##### RECORDS PROVIDED #####

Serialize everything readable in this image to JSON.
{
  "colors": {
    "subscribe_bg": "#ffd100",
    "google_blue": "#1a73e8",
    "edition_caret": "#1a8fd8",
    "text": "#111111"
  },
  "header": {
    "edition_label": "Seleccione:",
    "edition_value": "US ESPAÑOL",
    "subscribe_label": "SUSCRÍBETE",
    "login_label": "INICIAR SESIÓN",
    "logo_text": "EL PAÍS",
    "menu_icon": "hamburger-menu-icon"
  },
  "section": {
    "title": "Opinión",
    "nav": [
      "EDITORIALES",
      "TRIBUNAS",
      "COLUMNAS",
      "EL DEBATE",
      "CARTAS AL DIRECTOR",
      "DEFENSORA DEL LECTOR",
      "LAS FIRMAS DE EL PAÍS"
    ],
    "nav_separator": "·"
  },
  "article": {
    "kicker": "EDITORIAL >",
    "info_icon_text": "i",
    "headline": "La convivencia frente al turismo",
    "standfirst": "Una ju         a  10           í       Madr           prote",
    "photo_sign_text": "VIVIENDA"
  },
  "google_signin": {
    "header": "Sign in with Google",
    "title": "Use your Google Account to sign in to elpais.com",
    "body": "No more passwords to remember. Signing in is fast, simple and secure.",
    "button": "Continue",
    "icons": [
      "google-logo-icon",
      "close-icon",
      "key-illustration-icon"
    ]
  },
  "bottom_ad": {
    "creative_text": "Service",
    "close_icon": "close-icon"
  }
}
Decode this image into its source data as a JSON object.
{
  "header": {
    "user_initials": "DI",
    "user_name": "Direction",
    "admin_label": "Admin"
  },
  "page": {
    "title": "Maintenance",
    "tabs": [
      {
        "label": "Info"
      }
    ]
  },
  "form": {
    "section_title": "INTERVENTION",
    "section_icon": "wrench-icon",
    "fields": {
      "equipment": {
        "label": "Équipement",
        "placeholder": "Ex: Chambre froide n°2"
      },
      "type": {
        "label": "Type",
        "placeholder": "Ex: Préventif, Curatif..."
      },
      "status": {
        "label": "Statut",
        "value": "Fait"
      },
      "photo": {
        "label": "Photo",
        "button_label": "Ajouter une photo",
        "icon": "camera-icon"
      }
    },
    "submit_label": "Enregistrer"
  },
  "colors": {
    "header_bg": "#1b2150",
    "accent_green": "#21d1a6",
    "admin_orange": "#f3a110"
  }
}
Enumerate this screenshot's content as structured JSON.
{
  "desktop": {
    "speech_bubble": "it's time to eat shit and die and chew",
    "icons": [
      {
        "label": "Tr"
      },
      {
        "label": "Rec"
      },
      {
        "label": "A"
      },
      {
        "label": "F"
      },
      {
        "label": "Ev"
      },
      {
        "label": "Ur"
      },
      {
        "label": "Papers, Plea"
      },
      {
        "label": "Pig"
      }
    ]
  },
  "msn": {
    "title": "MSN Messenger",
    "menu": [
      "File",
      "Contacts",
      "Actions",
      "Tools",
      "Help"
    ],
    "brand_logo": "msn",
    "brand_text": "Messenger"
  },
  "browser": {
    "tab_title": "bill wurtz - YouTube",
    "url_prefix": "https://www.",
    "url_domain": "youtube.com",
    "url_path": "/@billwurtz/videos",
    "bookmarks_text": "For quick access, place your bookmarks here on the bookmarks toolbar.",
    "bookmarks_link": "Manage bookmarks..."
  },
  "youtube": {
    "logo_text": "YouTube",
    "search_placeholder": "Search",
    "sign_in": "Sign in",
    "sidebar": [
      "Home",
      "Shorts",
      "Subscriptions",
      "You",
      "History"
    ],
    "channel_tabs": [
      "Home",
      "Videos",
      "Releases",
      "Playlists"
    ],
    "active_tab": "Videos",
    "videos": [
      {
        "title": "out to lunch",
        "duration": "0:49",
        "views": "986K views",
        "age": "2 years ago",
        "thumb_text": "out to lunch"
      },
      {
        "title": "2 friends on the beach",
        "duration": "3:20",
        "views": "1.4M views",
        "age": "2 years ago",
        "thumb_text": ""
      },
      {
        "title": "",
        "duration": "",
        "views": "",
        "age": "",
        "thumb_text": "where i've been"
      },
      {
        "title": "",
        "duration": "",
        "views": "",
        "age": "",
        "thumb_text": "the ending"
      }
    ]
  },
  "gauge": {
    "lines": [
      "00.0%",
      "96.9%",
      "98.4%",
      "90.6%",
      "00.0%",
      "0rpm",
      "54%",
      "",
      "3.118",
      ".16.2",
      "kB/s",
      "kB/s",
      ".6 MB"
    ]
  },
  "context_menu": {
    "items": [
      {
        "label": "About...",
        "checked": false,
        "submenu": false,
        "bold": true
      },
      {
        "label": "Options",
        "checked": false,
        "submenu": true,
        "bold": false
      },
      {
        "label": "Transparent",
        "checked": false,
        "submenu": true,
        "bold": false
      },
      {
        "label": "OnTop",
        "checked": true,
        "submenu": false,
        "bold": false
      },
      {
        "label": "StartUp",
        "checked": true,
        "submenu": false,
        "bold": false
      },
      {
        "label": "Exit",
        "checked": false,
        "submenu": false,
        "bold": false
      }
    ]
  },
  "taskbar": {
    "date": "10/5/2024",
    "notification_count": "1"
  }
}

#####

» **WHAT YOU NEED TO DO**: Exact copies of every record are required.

» **WRITTEN RESPONSE**:
Serialize everything readable in this image to JSON.
{
  "colors": {
    "subscribe_bg": "#ffd100",
    "google_blue": "#1a73e8",
    "edition_caret": "#1a8fd8",
    "text": "#111111"
  },
  "header": {
    "edition_label": "Seleccione:",
    "edition_value": "US ESPAÑOL",
    "subscribe_label": "SUSCRÍBETE",
    "login_label": "INICIAR SESIÓN",
    "logo_text": "EL PAÍS",
    "menu_icon": "hamburger-menu-icon"
  },
  "section": {
    "title": "Opinión",
    "nav": [
      "EDITORIALES",
      "TRIBUNAS",
      "COLUMNAS",
      "EL DEBATE",
      "CARTAS AL DIRECTOR",
      "DEFENSORA DEL LECTOR",
      "LAS FIRMAS DE EL PAÍS"
    ],
    "nav_separator": "·"
  },
  "article": {
    "kicker": "EDITORIAL >",
    "info_icon_text": "i",
    "headline": "La convivencia frente al turismo",
    "standfirst": "Una ju         a  10           í       Madr           prote",
    "photo_sign_text": "VIVIENDA"
  },
  "google_signin": {
    "header": "Sign in with Google",
    "title": "Use your Google Account to sign in to elpais.com",
    "body": "No more passwords to remember. Signing in is fast, simple and secure.",
    "button": "Continue",
    "icons": [
      "google-logo-icon",
      "close-icon",
      "key-illustration-icon"
    ]
  },
  "bottom_ad": {
    "creative_text": "Service",
    "close_icon": "close-icon"
  }
}
Decode this image into its source data as a JSON object.
{
  "header": {
    "user_initials": "DI",
    "user_name": "Direction",
    "admin_label": "Admin"
  },
  "page": {
    "title": "Maintenance",
    "tabs": [
      {
        "label": "Info"
      }
    ]
  },
  "form": {
    "section_title": "INTERVENTION",
    "section_icon": "wrench-icon",
    "fields": {
      "equipment": {
        "label": "Équipement",
        "placeholder": "Ex: Chambre froide n°2"
      },
      "type": {
        "label": "Type",
        "placeholder": "Ex: Préventif, Curatif..."
      },
      "status": {
        "label": "Statut",
        "value": "Fait"
      },
      "photo": {
        "label": "Photo",
        "button_label": "Ajouter une photo",
        "icon": "camera-icon"
      }
    },
    "submit_label": "Enregistrer"
  },
  "colors": {
    "header_bg": "#1b2150",
    "accent_green": "#21d1a6",
    "admin_orange": "#f3a110"
  }
}
Enumerate this screenshot's content as structured JSON.
{
  "desktop": {
    "speech_bubble": "it's time to eat shit and die and chew",
    "icons": [
      {
        "label": "Tr"
      },
      {
        "label": "Rec"
      },
      {
        "label": "A"
      },
      {
        "label": "F"
      },
      {
        "label": "Ev"
      },
      {
        "label": "Ur"
      },
      {
        "label": "Papers, Plea"
      },
      {
        "label": "Pig"
      }
    ]
  },
  "msn": {
    "title": "MSN Messenger",
    "menu": [
      "File",
      "Contacts",
      "Actions",
      "Tools",
      "Help"
    ],
    "brand_logo": "msn",
    "brand_text": "Messenger"
  },
  "browser": {
    "tab_title": "bill wurtz - YouTube",
    "url_prefix": "https://www.",
    "url_domain": "youtube.com",
    "url_path": "/@billwurtz/videos",
    "bookmarks_text": "For quick access, place your bookmarks here on the bookmarks toolbar.",
    "bookmarks_link": "Manage bookmarks..."
  },
  "youtube": {
    "logo_text": "YouTube",
    "search_placeholder": "Search",
    "sign_in": "Sign in",
    "sidebar": [
      "Home",
      "Shorts",
      "Subscriptions",
      "You",
      "History"
    ],
    "channel_tabs": [
      "Home",
      "Videos",
      "Releases",
      "Playlists"
    ],
    "active_tab": "Videos",
    "videos": [
      {
        "title": "out to lunch",
        "duration": "0:49",
        "views": "986K views",
        "age": "2 years ago",
        "thumb_text": "out to lunch"
      },
      {
        "title": "2 friends on the beach",
        "duration": "3:20",
        "views": "1.4M views",
        "age": "2 years ago",
        "thumb_text": ""
      },
      {
        "title": "",
        "duration": "",
        "views": "",
        "age": "",
        "thumb_text": "where i've been"
      },
      {
        "title": "",
        "duration": "",
        "views": "",
        "age": "",
        "thumb_text": "the ending"
      }
    ]
  },
  "gauge": {
    "lines": [
      "00.0%",
      "96.9%",
      "98.4%",
      "90.6%",
      "00.0%",
      "0rpm",
      "54%",
      "",
      "3.118",
      ".16.2",
      "kB/s",
      "kB/s",
      ".6 MB"
    ]
  },
  "context_menu": {
    "items": [
      {
        "label": "About...",
        "checked": false,
        "submenu": false,
        "bold": true
      },
      {
        "label": "Options",
        "checked": false,
        "submenu": true,
        "bold": false
      },
      {
        "label": "Transparent",
        "checked": false,
        "submenu": true,
        "bold": false
      },
      {
        "label": "OnTop",
        "checked": true,
        "submenu": false,
        "bold": false
      },
      {
        "label": "StartUp",
        "checked": true,
        "submenu": false,
        "bold": false
      },
      {
        "label": "Exit",
        "checked": false,
        "submenu": false,
        "bold": false
      }
    ]
  },
  "taskbar": {
    "date": "10/5/2024",
    "notification_count": "1"
  }
}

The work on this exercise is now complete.